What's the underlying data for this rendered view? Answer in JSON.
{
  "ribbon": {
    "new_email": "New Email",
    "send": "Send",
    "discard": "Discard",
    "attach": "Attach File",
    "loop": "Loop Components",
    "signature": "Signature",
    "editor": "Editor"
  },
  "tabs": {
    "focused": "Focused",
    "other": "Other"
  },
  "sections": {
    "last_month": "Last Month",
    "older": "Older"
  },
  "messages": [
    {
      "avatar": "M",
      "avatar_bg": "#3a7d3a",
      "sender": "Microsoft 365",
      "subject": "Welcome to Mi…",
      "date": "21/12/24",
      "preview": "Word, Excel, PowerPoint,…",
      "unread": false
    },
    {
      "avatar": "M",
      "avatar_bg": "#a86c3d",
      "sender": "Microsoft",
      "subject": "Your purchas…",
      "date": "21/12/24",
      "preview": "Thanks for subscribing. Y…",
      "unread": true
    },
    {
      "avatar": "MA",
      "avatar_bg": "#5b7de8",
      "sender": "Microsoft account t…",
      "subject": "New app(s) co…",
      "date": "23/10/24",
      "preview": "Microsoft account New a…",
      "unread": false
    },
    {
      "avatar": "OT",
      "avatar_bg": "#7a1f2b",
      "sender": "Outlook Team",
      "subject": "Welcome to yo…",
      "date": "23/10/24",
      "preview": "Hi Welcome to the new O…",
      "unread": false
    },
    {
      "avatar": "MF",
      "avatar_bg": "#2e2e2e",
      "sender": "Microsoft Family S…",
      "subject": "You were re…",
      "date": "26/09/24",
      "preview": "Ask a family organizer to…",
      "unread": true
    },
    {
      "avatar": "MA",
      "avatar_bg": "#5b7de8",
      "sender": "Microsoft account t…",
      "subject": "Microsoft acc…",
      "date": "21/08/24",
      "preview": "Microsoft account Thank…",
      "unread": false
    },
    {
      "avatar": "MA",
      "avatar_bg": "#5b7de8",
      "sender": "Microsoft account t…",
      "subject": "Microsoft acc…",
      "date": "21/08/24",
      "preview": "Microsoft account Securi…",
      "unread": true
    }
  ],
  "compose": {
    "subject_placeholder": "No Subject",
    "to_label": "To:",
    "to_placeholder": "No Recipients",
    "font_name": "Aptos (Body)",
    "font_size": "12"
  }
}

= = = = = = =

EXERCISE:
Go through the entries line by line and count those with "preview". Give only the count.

SOLUTION TO THIS EXERCISE:
7